Search the entries for the word "Saldo" and return every line where it is found.

- _Entries from a dataset of interfaces_:
--- START ---
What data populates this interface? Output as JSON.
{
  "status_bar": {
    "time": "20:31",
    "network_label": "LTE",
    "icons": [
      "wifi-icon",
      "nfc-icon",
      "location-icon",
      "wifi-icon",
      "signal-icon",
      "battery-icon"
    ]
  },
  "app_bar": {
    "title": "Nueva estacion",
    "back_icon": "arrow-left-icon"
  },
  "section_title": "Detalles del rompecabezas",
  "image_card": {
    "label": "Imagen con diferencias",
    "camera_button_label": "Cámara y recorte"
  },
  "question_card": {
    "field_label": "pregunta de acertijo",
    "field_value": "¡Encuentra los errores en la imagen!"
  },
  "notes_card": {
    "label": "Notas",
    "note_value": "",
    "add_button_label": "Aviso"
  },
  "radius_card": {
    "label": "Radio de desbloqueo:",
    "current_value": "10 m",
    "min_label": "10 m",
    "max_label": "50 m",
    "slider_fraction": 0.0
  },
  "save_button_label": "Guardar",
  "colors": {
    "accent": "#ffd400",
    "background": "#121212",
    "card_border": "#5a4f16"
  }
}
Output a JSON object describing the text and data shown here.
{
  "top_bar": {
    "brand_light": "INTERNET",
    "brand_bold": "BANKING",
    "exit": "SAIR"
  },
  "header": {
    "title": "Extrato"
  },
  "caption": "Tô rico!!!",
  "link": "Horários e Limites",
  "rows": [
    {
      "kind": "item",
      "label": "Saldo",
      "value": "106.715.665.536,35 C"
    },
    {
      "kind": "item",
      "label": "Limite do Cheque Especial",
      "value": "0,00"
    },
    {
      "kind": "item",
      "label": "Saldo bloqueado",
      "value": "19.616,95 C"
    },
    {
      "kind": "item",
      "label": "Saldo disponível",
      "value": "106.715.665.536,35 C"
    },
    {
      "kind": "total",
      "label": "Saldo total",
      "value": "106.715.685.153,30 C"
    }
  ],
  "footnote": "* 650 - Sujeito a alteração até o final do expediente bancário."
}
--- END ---
- _ANSWER BOX_:
      "label": "Saldo",
      "label": "Saldo bloqueado",
      "label": "Saldo disponível",
      "label": "Saldo total",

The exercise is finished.